A doctor said the victims who suffer serious and permanent injuries not only face victimisation, but also stigma.

A victim at the hospital | Source: AFP

“There are two aspects of it: impact on the victim’s career and studies and the toll on family of the victim,” Dr. Mohmad Saleem Jahangir, Senior Assistant Professor at Sociology Department in the University of Kashmir said.

“It’s a totally reverse situation. When a child is born, the family, as well as the society starts to expect from him. But when the same child becomes handicapped, the equation changes. It doubles the burden. The child, instead of taking care of his family, needs to be taken care of. And this is not for some brief period, it’s till the person is alive,” he said.

Despite the perception that pellets often only result in the blinding of the protesters, a report compiled by a human rights group International Forum for Justice and Human Rights Jammu and Kashmir last month said that 55 civilians died in the Kashmir valley due to the indiscriminate and excessive use of pellet, pepper gun and tear gas shelling in street protests from 2008 till May 2016.

In 2015, estimates by Kashmir's two major hospitals put the number of pellet victims treated since 2010 at over 700. According to doctors, 70 percent of these victims lost their eyesight due to the injury.

A file photo of the protests | Source: PTI

Psychiatrists in the valley say the disability takes toll a on the mental health of the victim.

“The victims who come out of disability are finally able to cope with the impact of trauma. However, the persons who remain with disability develop trauma and Post Traumatic Stress Disorder (PTSD). In most of the cases, we have seen clinically significant depression in these victims," a psychiatrist from Government Medical College Srinagar told ScoopWhoop on the condition of anonymity.

"This leads to more disability. Since most of them remain confined to their homes, their interaction with society is zero. It furthers the sense of trauma," the psychiatrist said.

According to the psychiatrist, the problem is compounded if the victim is young and belongs to the lower socio-economic class.

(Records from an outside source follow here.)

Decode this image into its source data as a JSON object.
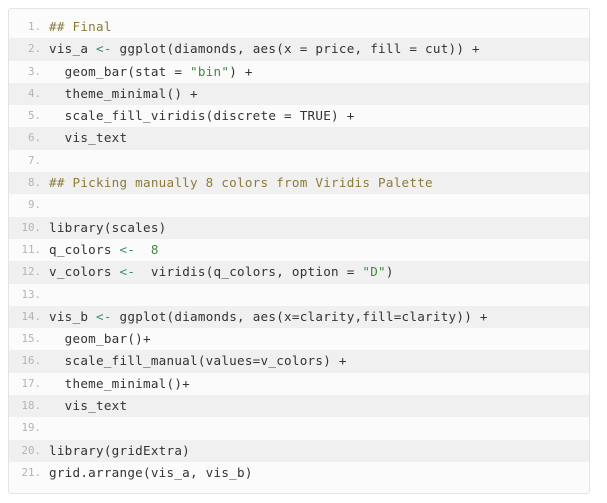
{
  "editor": {
    "language": "r",
    "background_color": "#fbfbfb",
    "border_color": "#e4e4e4",
    "text_color": "#333333",
    "gutter_color": "#b3b3b3",
    "stripe_color": "#f0f0f0",
    "comment_color": "#8a7b3b",
    "string_color": "#3f8a3f",
    "number_color": "#3f8a3f",
    "assign_color": "#3f8a6a",
    "total_lines": 21
  },
  "lines": [
    {
      "number": "1.",
      "striped": false,
      "tokens": [
        {
          "text": "## Final",
          "type": "comment"
        }
      ]
    },
    {
      "number": "2.",
      "striped": true,
      "tokens": [
        {
          "text": "vis_a ",
          "type": "plain"
        },
        {
          "text": "<-",
          "type": "assign"
        },
        {
          "text": " ggplot(diamonds, aes(x = price, fill = cut)) +",
          "type": "plain"
        }
      ]
    },
    {
      "number": "3.",
      "striped": false,
      "tokens": [
        {
          "text": "  geom_bar(stat = ",
          "type": "plain"
        },
        {
          "text": "\"bin\"",
          "type": "string"
        },
        {
          "text": ") +",
          "type": "plain"
        }
      ]
    },
    {
      "number": "4.",
      "striped": true,
      "tokens": [
        {
          "text": "  theme_minimal() +",
          "type": "plain"
        }
      ]
    },
    {
      "number": "5.",
      "striped": false,
      "tokens": [
        {
          "text": "  scale_fill_viridis(discrete = ",
          "type": "plain"
        },
        {
          "text": "TRUE",
          "type": "const"
        },
        {
          "text": ") +",
          "type": "plain"
        }
      ]
    },
    {
      "number": "6.",
      "striped": true,
      "tokens": [
        {
          "text": "  vis_text",
          "type": "plain"
        }
      ]
    },
    {
      "number": "7.",
      "striped": false,
      "tokens": [
        {
          "text": "",
          "type": "plain"
        }
      ]
    },
    {
      "number": "8.",
      "striped": true,
      "tokens": [
        {
          "text": "## Picking manually 8 colors from Viridis Palette",
          "type": "comment"
        }
      ]
    },
    {
      "number": "9.",
      "striped": false,
      "tokens": [
        {
          "text": "",
          "type": "plain"
        }
      ]
    },
    {
      "number": "10.",
      "striped": true,
      "tokens": [
        {
          "text": "library(scales)",
          "type": "plain"
        }
      ]
    },
    {
      "number": "11.",
      "striped": false,
      "tokens": [
        {
          "text": "q_colors ",
          "type": "plain"
        },
        {
          "text": "<-",
          "type": "assign"
        },
        {
          "text": "  ",
          "type": "plain"
        },
        {
          "text": "8",
          "type": "number"
        }
      ]
    },
    {
      "number": "12.",
      "striped": true,
      "tokens": [
        {
          "text": "v_colors ",
          "type": "plain"
        },
        {
          "text": "<-",
          "type": "assign"
        },
        {
          "text": "  viridis(q_colors, option = ",
          "type": "plain"
        },
        {
          "text": "\"D\"",
          "type": "string"
        },
        {
          "text": ")",
          "type": "plain"
        }
      ]
    },
    {
      "number": "13.",
      "striped": false,
      "tokens": [
        {
          "text": "",
          "type": "plain"
        }
      ]
    },
    {
      "number": "14.",
      "striped": true,
      "tokens": [
        {
          "text": "vis_b ",
          "type": "plain"
        },
        {
          "text": "<-",
          "type": "assign"
        },
        {
          "text": " ggplot(diamonds, aes(x=clarity,fill=clarity)) +",
          "type": "plain"
        }
      ]
    },
    {
      "number": "15.",
      "striped": false,
      "tokens": [
        {
          "text": "  geom_bar()+",
          "type": "plain"
        }
      ]
    },
    {
      "number": "16.",
      "striped": true,
      "tokens": [
        {
          "text": "  scale_fill_manual(values=v_colors) +",
          "type": "plain"
        }
      ]
    },
    {
      "number": "17.",
      "striped": false,
      "tokens": [
        {
          "text": "  theme_minimal()+",
          "type": "plain"
        }
      ]
    },
    {
      "number": "18.",
      "striped": true,
      "tokens": [
        {
          "text": "  vis_text",
          "type": "plain"
        }
      ]
    },
    {
      "number": "19.",
      "striped": false,
      "tokens": [
        {
          "text": "",
          "type": "plain"
        }
      ]
    },
    {
      "number": "20.",
      "striped": true,
      "tokens": [
        {
          "text": "library(gridExtra)",
          "type": "plain"
        }
      ]
    },
    {
      "number": "21.",
      "striped": false,
      "tokens": [
        {
          "text": "grid.arrange(vis_a, vis_b)",
          "type": "plain"
        }
      ]
    }
  ]
}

The injured being taken to hospital | Source: AFP

“Most of these victims are sole bread winners and means of support for the family. Due to this situation, they are caught in a vicious cycle of poverty, depression and trauma,” he said.

Amir's story is repeating itself in many homes across the valley in 2016.

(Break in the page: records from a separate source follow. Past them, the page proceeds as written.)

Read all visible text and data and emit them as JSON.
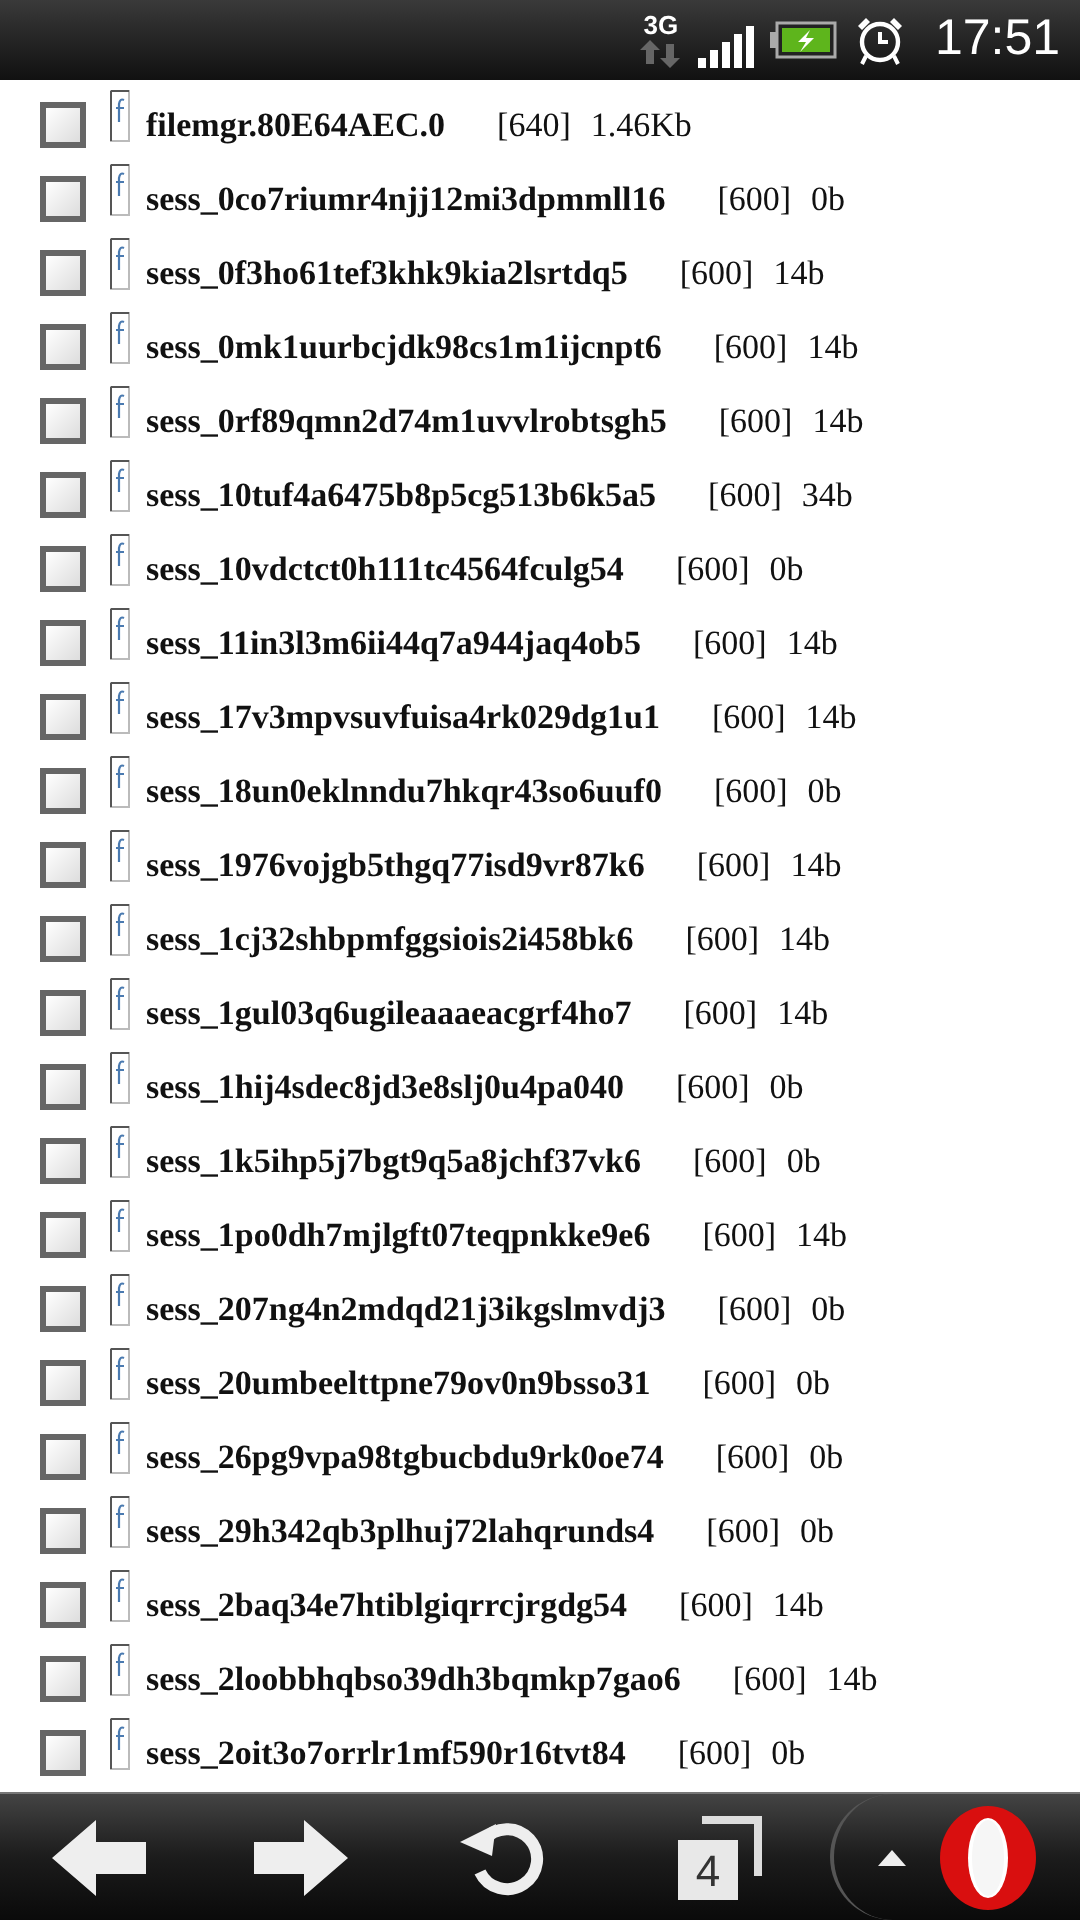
{
  "status_bar": {
    "network": "3G",
    "time": "17:51"
  },
  "files": [
    {
      "name": "filemgr.80E64AEC.0",
      "permissions": "[640]",
      "size": "1.46Kb",
      "checked": false
    },
    {
      "name": "sess_0co7riumr4njj12mi3dpmmll16",
      "permissions": "[600]",
      "size": "0b",
      "checked": false
    },
    {
      "name": "sess_0f3ho61tef3khk9kia2lsrtdq5",
      "permissions": "[600]",
      "size": "14b",
      "checked": false
    },
    {
      "name": "sess_0mk1uurbcjdk98cs1m1ijcnpt6",
      "permissions": "[600]",
      "size": "14b",
      "checked": false
    },
    {
      "name": "sess_0rf89qmn2d74m1uvvlrobtsgh5",
      "permissions": "[600]",
      "size": "14b",
      "checked": false
    },
    {
      "name": "sess_10tuf4a6475b8p5cg513b6k5a5",
      "permissions": "[600]",
      "size": "34b",
      "checked": false
    },
    {
      "name": "sess_10vdctct0h111tc4564fculg54",
      "permissions": "[600]",
      "size": "0b",
      "checked": false
    },
    {
      "name": "sess_11in3l3m6ii44q7a944jaq4ob5",
      "permissions": "[600]",
      "size": "14b",
      "checked": false
    },
    {
      "name": "sess_17v3mpvsuvfuisa4rk029dg1u1",
      "permissions": "[600]",
      "size": "14b",
      "checked": false
    },
    {
      "name": "sess_18un0eklnndu7hkqr43so6uuf0",
      "permissions": "[600]",
      "size": "0b",
      "checked": false
    },
    {
      "name": "sess_1976vojgb5thgq77isd9vr87k6",
      "permissions": "[600]",
      "size": "14b",
      "checked": false
    },
    {
      "name": "sess_1cj32shbpmfggsiois2i458bk6",
      "permissions": "[600]",
      "size": "14b",
      "checked": false
    },
    {
      "name": "sess_1gul03q6ugileaaaeacgrf4ho7",
      "permissions": "[600]",
      "size": "14b",
      "checked": false
    },
    {
      "name": "sess_1hij4sdec8jd3e8slj0u4pa040",
      "permissions": "[600]",
      "size": "0b",
      "checked": false
    },
    {
      "name": "sess_1k5ihp5j7bgt9q5a8jchf37vk6",
      "permissions": "[600]",
      "size": "0b",
      "checked": false
    },
    {
      "name": "sess_1po0dh7mjlgft07teqpnkke9e6",
      "permissions": "[600]",
      "size": "14b",
      "checked": false
    },
    {
      "name": "sess_207ng4n2mdqd21j3ikgslmvdj3",
      "permissions": "[600]",
      "size": "0b",
      "checked": false
    },
    {
      "name": "sess_20umbeelttpne79ov0n9bsso31",
      "permissions": "[600]",
      "size": "0b",
      "checked": false
    },
    {
      "name": "sess_26pg9vpa98tgbucbdu9rk0oe74",
      "permissions": "[600]",
      "size": "0b",
      "checked": false
    },
    {
      "name": "sess_29h342qb3plhuj72lahqrunds4",
      "permissions": "[600]",
      "size": "0b",
      "checked": false
    },
    {
      "name": "sess_2baq34e7htiblgiqrrcjrgdg54",
      "permissions": "[600]",
      "size": "14b",
      "checked": false
    },
    {
      "name": "sess_2loobbhqbso39dh3bqmkp7gao6",
      "permissions": "[600]",
      "size": "14b",
      "checked": false
    },
    {
      "name": "sess_2oit3o7orrlr1mf590r16tvt84",
      "permissions": "[600]",
      "size": "0b",
      "checked": false
    }
  ],
  "toolbar": {
    "tab_count": "4"
  }
}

Following the wave of mass protests that erupted after the killing of Hizbul Mujahideen commander Burhan Muzaffar Wani on July 8, more than 200 cases of pellet victims have been admitted and treated at the Shri Maharaja Hari Singh Hospital in Srinagar.

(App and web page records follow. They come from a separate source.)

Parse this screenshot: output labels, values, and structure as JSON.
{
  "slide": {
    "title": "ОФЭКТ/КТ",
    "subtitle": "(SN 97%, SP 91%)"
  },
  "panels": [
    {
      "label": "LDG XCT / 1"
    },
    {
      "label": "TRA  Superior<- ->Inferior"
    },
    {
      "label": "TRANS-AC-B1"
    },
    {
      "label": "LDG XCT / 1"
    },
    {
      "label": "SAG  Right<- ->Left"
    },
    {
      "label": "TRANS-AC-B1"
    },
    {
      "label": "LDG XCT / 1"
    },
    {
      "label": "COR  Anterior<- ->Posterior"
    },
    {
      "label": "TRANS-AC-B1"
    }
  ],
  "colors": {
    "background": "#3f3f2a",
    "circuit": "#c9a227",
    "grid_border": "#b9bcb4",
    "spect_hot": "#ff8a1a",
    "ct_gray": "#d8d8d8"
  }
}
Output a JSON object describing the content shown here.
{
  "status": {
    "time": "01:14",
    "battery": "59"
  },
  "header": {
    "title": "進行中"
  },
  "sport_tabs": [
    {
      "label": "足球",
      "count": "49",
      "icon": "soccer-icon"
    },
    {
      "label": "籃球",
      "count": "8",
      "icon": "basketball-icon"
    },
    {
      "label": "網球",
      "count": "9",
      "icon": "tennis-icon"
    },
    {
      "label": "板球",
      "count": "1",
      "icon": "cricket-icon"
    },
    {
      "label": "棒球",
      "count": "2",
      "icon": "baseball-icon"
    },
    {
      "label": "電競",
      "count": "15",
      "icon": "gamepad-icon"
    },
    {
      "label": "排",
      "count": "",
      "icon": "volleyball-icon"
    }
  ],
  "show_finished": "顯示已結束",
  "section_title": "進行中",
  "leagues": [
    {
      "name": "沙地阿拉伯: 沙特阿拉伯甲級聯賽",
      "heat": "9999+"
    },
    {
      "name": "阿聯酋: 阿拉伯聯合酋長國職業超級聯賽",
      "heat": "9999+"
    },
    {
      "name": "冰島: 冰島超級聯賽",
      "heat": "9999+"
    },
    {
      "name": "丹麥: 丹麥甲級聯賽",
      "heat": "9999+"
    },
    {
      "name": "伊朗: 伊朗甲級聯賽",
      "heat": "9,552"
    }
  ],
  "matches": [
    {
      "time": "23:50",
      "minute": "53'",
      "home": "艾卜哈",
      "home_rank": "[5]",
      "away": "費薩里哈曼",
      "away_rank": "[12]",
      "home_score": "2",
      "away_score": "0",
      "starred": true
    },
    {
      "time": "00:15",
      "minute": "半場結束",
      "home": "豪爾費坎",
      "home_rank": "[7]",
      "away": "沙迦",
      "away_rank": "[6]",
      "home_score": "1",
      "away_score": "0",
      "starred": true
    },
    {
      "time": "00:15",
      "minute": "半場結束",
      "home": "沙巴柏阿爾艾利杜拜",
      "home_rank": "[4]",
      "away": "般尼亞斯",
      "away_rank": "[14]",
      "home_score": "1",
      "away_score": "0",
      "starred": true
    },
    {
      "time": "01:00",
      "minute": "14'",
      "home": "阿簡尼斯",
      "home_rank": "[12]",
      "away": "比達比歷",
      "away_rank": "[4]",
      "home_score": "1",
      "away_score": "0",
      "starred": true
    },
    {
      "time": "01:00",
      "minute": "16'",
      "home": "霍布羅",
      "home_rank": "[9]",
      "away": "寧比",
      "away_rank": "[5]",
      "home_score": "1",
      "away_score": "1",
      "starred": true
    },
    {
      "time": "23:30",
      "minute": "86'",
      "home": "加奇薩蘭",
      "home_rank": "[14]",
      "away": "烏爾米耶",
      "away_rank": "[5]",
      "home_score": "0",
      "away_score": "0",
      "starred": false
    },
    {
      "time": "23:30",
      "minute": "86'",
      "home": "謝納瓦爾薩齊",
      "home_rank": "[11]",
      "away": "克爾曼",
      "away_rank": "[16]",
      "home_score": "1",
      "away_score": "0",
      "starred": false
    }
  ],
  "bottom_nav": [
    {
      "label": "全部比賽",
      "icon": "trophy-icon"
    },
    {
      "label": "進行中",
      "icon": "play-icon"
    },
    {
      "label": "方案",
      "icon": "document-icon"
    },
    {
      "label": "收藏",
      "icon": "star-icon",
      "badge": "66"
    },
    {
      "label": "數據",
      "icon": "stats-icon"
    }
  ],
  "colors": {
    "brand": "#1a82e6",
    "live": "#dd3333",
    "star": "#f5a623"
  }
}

“No one has assured me. Doctors can at least give 5 per cent guarantee that I will see again but they are not saying anything,” 19-year-old Aalim Ahmad from Srinagar’s Narbal area said.

Aalim, who was working as a labourer to support his family, has already undergone two surgeries in his left eye. His right eye is fine except for a shadowy haze he sees when he looks at faraway objects. He claims he was hit by pellets after joining a protest against security forces over their alleged ill-treatment of a physically challenged person.

“Since then I am half blind. I had thought that I will take care of my father. Now he has to take care of me. It’s painful,” he said.

(Feature image source: AFP)